··· Provided data

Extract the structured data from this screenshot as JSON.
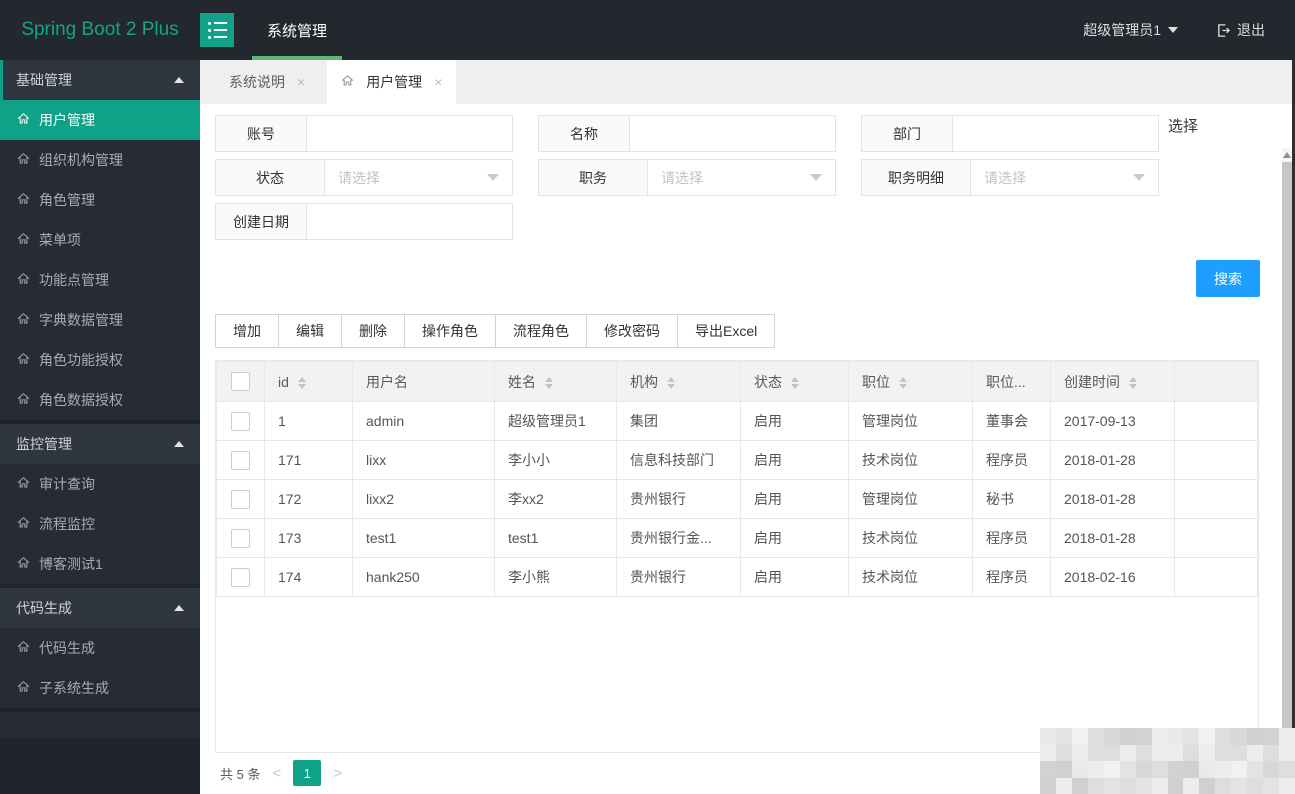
{
  "header": {
    "logo": "Spring Boot 2 Plus",
    "nav_items": [
      {
        "label": "系统管理",
        "active": true
      }
    ],
    "user_name": "超级管理员1",
    "logout_label": "退出"
  },
  "sidebar": {
    "sections": [
      {
        "title": "基础管理",
        "expanded": true,
        "active": true,
        "items": [
          {
            "label": "用户管理",
            "active": true
          },
          {
            "label": "组织机构管理"
          },
          {
            "label": "角色管理"
          },
          {
            "label": "菜单项"
          },
          {
            "label": "功能点管理"
          },
          {
            "label": "字典数据管理"
          },
          {
            "label": "角色功能授权"
          },
          {
            "label": "角色数据授权"
          }
        ]
      },
      {
        "title": "监控管理",
        "expanded": true,
        "items": [
          {
            "label": "审计查询"
          },
          {
            "label": "流程监控"
          },
          {
            "label": "博客测试1"
          }
        ]
      },
      {
        "title": "代码生成",
        "expanded": true,
        "items": [
          {
            "label": "代码生成"
          },
          {
            "label": "子系统生成"
          }
        ]
      }
    ]
  },
  "tabs": [
    {
      "label": "系统说明",
      "active": false
    },
    {
      "label": "用户管理",
      "active": true
    }
  ],
  "search_form": {
    "fields": [
      {
        "label": "账号",
        "type": "text",
        "value": ""
      },
      {
        "label": "名称",
        "type": "text",
        "value": ""
      },
      {
        "label": "部门",
        "type": "text",
        "value": ""
      },
      {
        "label": "状态",
        "type": "select",
        "placeholder": "请选择"
      },
      {
        "label": "职务",
        "type": "select",
        "placeholder": "请选择"
      },
      {
        "label": "职务明细",
        "type": "select",
        "placeholder": "请选择"
      },
      {
        "label": "创建日期",
        "type": "text",
        "value": ""
      }
    ],
    "choose_link": "选择",
    "search_button": "搜索"
  },
  "toolbar": {
    "buttons": [
      "增加",
      "编辑",
      "删除",
      "操作角色",
      "流程角色",
      "修改密码",
      "导出Excel"
    ]
  },
  "table": {
    "columns": [
      {
        "label": "",
        "type": "checkbox"
      },
      {
        "label": "id",
        "sortable": true
      },
      {
        "label": "用户名",
        "sortable": false
      },
      {
        "label": "姓名",
        "sortable": true
      },
      {
        "label": "机构",
        "sortable": true
      },
      {
        "label": "状态",
        "sortable": true
      },
      {
        "label": "职位",
        "sortable": true
      },
      {
        "label": "职位...",
        "sortable": false
      },
      {
        "label": "创建时间",
        "sortable": true
      },
      {
        "label": "",
        "type": "empty"
      }
    ],
    "row_keys": [
      "id",
      "username",
      "name",
      "org",
      "status",
      "post",
      "post_detail",
      "created_at"
    ],
    "rows": [
      {
        "id": "1",
        "username": "admin",
        "name": "超级管理员1",
        "org": "集团",
        "status": "启用",
        "post": "管理岗位",
        "post_detail": "董事会",
        "created_at": "2017-09-13"
      },
      {
        "id": "171",
        "username": "lixx",
        "name": "李小小",
        "org": "信息科技部门",
        "status": "启用",
        "post": "技术岗位",
        "post_detail": "程序员",
        "created_at": "2018-01-28"
      },
      {
        "id": "172",
        "username": "lixx2",
        "name": "李xx2",
        "org": "贵州银行",
        "status": "启用",
        "post": "管理岗位",
        "post_detail": "秘书",
        "created_at": "2018-01-28"
      },
      {
        "id": "173",
        "username": "test1",
        "name": "test1",
        "org": "贵州银行金...",
        "status": "启用",
        "post": "技术岗位",
        "post_detail": "程序员",
        "created_at": "2018-01-28"
      },
      {
        "id": "174",
        "username": "hank250",
        "name": "李小熊",
        "org": "贵州银行",
        "status": "启用",
        "post": "技术岗位",
        "post_detail": "程序员",
        "created_at": "2018-02-16"
      }
    ]
  },
  "pagination": {
    "total_text": "共 5 条",
    "prev": "<",
    "pages": [
      {
        "label": "1",
        "active": true
      }
    ],
    "next": ">"
  },
  "colors": {
    "accent_teal": "#0fa287",
    "header_bg": "#23272e",
    "nav_underline": "#5db878",
    "search_button_blue": "#1e9fff"
  }
}
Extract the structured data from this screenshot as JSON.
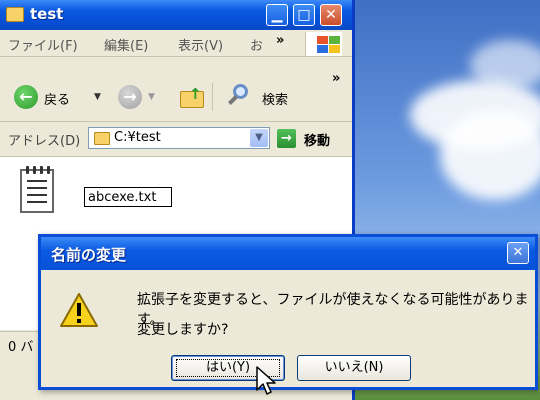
{
  "explorer": {
    "title": "test",
    "title_buttons": {
      "minimize": "▁",
      "maximize": "□",
      "close": "✕"
    },
    "menu": [
      "ファイル(F)",
      "編集(E)",
      "表示(V)",
      "お"
    ],
    "menu_overflow": "»",
    "toolbar": {
      "back_label": "戻る",
      "search_label": "検索",
      "overflow": "»"
    },
    "address": {
      "label": "アドレス(D)",
      "value": "C:¥test",
      "go_label": "移動"
    },
    "file": {
      "rename_value": "abcexe.txt"
    },
    "status": "0 バ"
  },
  "dialog": {
    "title": "名前の変更",
    "message_line1": "拡張子を変更すると、ファイルが使えなくなる可能性があります。",
    "message_line2": "変更しますか?",
    "yes_button": "はい(Y)",
    "no_button": "いいえ(N)",
    "close": "✕"
  },
  "colors": {
    "titlebar_blue": "#0a5ae0",
    "desktop_sky": "#6d9be0",
    "warning_yellow": "#f7d21c"
  }
}
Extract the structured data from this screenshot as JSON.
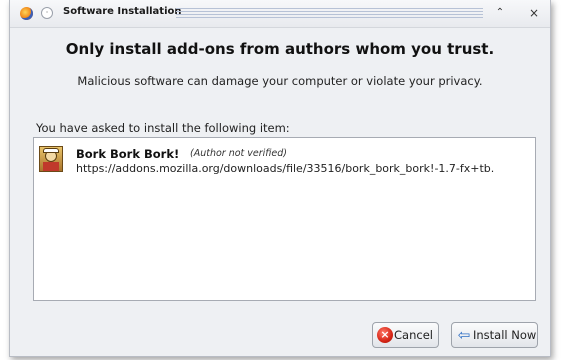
{
  "window": {
    "title": "Software Installation",
    "titlebar_buttons": {
      "shade_icon": "chevron-up-icon",
      "close_icon": "close-icon"
    }
  },
  "dialog": {
    "headline": "Only install add-ons from authors whom you trust.",
    "warning": "Malicious software can damage your computer or violate your privacy.",
    "asked_label": "You have asked to install the following item:"
  },
  "items": [
    {
      "name": "Bork Bork Bork!",
      "verification": "(Author not verified)",
      "url": "https://addons.mozilla.org/downloads/file/33516/bork_bork_bork!-1.7-fx+tb.",
      "icon": "swedish-chef-icon"
    }
  ],
  "buttons": {
    "cancel": "Cancel",
    "install": "Install Now"
  },
  "colors": {
    "window_bg": "#eef0f3",
    "cancel_icon": "#d62516",
    "install_icon": "#2f6fc4"
  }
}
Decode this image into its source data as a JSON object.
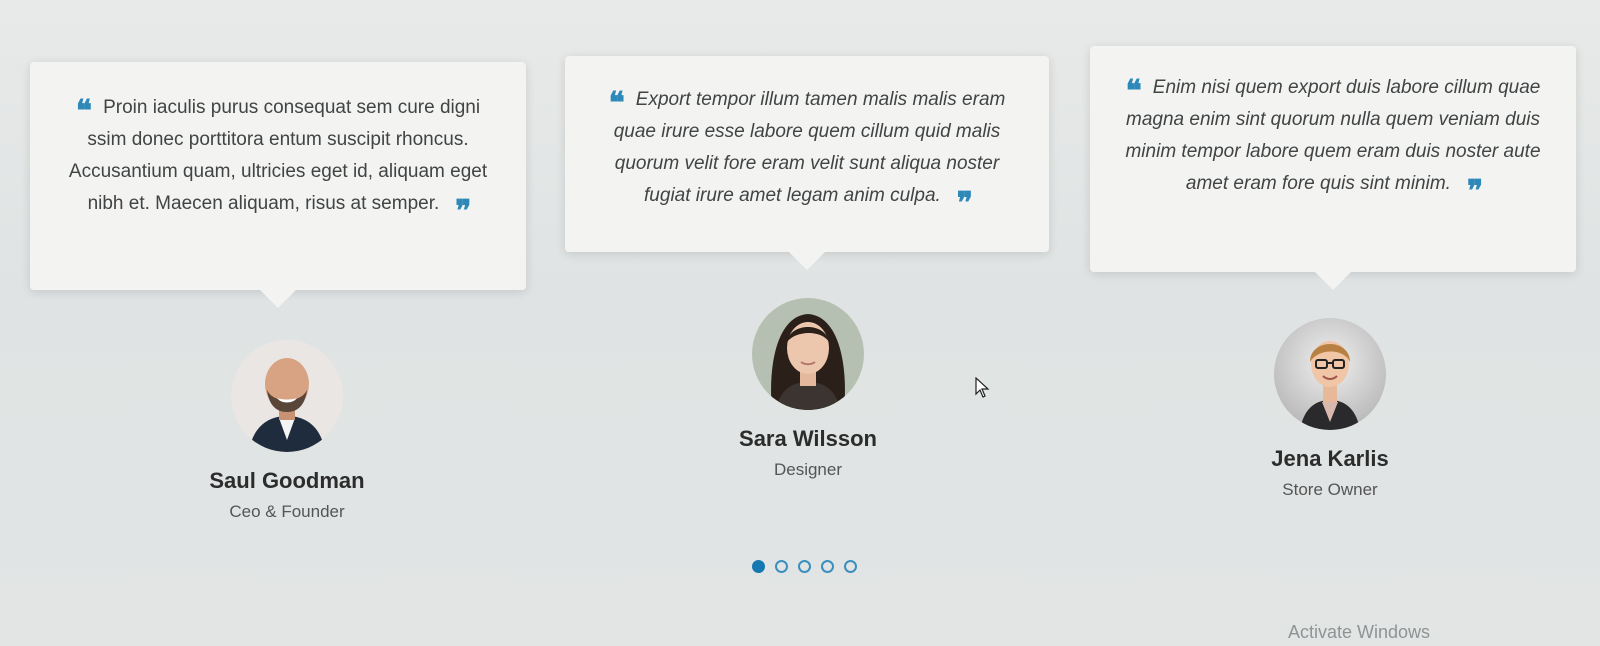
{
  "testimonials": [
    {
      "quote": "Proin iaculis purus consequat sem cure digni ssim donec porttitora entum suscipit rhoncus. Accusantium quam, ultricies eget id, aliquam eget nibh et. Maecen aliquam, risus at semper.",
      "name": "Saul Goodman",
      "role": "Ceo & Founder"
    },
    {
      "quote": "Export tempor illum tamen malis malis eram quae irure esse labore quem cillum quid malis quorum velit fore eram velit sunt aliqua noster fugiat irure amet legam anim culpa.",
      "name": "Sara Wilsson",
      "role": "Designer"
    },
    {
      "quote": "Enim nisi quem export duis labore cillum quae magna enim sint quorum nulla quem veniam duis minim tempor labore quem eram duis noster aute amet eram fore quis sint minim.",
      "name": "Jena Karlis",
      "role": "Store Owner"
    }
  ],
  "quote_open": "❝",
  "quote_close": "❞",
  "pagination": {
    "count": 5,
    "active_index": 0
  },
  "watermark": "Activate Windows",
  "colors": {
    "accent": "#2e88b8",
    "card": "#f3f3f2",
    "dot_active": "#1678b0"
  }
}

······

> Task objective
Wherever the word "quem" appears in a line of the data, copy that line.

> Task solution
      "quote": "Export tempor illum tamen malis malis eram quae irure esse labore quem cillum quid malis quorum velit fore eram velit sunt aliqua noster fugiat irure amet legam anim culpa.",
      "quote": "Enim nisi quem export duis labore cillum quae magna enim sint quorum nulla quem veniam duis minim tempor labore quem eram duis noster aute amet eram fore quis sint minim.",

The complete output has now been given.